Part and parcel, I thought, of his lifelong campaign to be loved by everyone he met. He had always put more energy into captivating strangers than anyone else I knew. But I learned right away, when I went for this very first test, how wrong I’d been. As a patient, you come to feel that you need everyone — from the chairman of the oncology service at a major cancer center down to the least-paid clerk in the admissions department — to like you. Some of them may have the power to save your life. Others have the power to make you comfortable in the middle of the night, or to steer away from you the nurse-in-training who is still just learning to insert IVs, or to squeeze you in for a test you might otherwise wait days for.

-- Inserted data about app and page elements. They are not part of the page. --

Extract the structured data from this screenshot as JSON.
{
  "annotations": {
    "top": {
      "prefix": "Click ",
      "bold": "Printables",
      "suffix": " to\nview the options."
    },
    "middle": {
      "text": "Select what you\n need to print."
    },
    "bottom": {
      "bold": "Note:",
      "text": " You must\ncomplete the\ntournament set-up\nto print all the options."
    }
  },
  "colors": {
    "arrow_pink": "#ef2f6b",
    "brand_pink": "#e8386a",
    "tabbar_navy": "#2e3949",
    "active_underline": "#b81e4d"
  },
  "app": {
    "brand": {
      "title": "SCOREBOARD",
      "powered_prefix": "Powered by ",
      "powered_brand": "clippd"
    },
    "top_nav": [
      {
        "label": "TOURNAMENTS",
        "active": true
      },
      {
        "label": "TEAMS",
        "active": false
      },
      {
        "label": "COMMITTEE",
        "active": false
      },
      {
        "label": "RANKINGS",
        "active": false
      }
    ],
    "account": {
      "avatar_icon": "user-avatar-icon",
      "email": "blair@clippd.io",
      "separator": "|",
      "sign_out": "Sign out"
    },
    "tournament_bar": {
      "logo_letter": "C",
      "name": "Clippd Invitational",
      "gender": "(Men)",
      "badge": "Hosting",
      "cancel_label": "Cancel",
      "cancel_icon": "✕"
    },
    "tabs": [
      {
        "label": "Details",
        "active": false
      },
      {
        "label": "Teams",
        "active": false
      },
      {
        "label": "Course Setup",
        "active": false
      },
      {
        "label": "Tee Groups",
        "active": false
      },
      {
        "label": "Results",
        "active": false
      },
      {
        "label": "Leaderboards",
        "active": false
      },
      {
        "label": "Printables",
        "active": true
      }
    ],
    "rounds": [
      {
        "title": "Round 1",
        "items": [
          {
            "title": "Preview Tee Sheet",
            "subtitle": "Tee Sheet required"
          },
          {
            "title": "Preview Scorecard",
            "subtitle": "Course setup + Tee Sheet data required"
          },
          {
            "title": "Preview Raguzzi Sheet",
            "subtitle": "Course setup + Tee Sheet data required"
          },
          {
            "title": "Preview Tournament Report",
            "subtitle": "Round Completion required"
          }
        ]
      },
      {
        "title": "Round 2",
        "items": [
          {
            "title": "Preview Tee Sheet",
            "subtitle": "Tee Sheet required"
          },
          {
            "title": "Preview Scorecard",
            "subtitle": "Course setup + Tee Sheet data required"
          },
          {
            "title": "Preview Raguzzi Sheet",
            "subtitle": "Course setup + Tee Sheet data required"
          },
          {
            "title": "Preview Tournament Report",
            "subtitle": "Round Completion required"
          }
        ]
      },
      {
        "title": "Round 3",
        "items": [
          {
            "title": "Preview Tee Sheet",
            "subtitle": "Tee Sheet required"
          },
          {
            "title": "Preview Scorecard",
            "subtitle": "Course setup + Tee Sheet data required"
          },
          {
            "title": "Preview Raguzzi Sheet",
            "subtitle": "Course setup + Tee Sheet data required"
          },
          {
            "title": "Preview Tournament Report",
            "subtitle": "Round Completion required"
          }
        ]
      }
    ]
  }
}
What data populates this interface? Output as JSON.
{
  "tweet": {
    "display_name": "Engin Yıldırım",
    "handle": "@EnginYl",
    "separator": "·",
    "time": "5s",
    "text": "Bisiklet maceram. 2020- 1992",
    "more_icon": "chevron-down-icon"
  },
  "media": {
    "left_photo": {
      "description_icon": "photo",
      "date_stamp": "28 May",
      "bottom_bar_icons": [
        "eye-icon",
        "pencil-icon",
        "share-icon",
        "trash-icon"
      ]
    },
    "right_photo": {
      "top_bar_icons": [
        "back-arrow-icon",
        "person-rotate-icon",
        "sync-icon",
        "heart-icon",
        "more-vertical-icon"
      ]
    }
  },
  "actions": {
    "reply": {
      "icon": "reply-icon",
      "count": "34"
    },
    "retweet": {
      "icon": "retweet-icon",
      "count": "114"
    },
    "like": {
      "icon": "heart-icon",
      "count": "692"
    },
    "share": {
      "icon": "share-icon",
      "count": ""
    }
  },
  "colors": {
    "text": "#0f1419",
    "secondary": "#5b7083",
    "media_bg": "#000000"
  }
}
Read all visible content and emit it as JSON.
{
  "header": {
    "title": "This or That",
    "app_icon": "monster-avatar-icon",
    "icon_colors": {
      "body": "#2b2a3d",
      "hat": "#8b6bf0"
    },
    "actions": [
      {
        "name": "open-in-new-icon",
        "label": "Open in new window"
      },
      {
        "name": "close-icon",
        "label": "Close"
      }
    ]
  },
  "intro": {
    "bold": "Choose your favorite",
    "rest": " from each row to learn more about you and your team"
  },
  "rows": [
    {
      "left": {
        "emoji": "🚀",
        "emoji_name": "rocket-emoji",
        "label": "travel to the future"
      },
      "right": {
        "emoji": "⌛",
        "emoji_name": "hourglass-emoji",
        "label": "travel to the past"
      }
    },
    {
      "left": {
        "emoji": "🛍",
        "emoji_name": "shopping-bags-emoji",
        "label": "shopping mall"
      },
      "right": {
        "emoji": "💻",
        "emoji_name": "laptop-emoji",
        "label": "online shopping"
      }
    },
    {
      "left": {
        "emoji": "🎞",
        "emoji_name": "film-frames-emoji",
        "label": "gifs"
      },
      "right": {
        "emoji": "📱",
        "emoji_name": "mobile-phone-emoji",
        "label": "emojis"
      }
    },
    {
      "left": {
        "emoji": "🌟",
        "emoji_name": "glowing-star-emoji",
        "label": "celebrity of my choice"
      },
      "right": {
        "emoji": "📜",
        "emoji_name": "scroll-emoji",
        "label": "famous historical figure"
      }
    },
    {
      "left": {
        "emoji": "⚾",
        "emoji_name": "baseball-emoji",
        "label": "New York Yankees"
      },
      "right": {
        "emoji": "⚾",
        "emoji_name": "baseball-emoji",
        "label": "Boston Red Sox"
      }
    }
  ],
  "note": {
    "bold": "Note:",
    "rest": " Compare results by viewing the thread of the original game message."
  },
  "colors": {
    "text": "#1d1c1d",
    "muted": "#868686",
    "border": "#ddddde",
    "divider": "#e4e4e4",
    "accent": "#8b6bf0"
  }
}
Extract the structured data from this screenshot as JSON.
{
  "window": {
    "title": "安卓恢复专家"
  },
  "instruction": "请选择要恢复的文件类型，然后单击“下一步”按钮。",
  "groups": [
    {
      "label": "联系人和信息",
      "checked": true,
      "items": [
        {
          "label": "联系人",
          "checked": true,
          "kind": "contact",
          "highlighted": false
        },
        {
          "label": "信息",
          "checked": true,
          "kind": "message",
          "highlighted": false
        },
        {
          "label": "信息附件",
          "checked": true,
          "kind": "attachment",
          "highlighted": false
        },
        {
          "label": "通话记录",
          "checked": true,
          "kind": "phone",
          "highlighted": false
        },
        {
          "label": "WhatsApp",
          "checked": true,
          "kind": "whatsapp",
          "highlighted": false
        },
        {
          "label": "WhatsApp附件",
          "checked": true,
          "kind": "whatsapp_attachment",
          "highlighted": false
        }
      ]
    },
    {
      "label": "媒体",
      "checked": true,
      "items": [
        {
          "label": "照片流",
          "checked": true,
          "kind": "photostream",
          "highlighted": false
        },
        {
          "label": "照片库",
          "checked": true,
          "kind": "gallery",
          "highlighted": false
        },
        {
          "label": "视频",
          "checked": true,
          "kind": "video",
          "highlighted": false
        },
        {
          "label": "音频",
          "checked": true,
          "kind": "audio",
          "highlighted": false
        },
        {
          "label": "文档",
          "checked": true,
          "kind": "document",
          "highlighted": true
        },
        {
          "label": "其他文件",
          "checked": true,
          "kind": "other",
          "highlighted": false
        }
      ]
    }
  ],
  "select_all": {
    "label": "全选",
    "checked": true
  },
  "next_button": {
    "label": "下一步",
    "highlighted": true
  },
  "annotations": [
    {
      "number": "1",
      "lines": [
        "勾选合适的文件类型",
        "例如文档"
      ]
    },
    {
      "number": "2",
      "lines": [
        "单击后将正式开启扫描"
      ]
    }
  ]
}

I was discovering this truth on my back, while the ultrasound technician guided her wand through the chilly gel she had squeezed onto my belly. She was a friendly young woman with a Spanish accent of some kind, and her job was to get an accurate picture of what was going on in my pelvis while divulging the least information possible to the anxious patient. My job was to find out as much as I could, as quickly as I could. So there I am: “Gosh, Friday afternoon … have you had a long week? … How long have you been working in ultrasound. … Oh! Is that my ovary there, really? Ah, so you’re taking pictures now … uh-huh. … Gee, that must be the growth my gynecologist was talking about.”

Under this onslaught of niceness, the technician begins to think aloud a bit. Yes, she is seeing a growth. But usually fibroids, which grow from the outside of the uterus, move in concert with it: Poke the uterus and the growth will move too. This growth seemed to be independent of the uterus.

Excerpted from “The Woman at the Washington Zoo: Writings on Politics, Family, and Fate by Marjorie Williams and Timothy Noah.” Copyright © 2005 by Marjorie Williams and Timothy Noah. Published by Public Affairs Books. All rights reserved. No part of this excerpt can be used without permission of the publisher.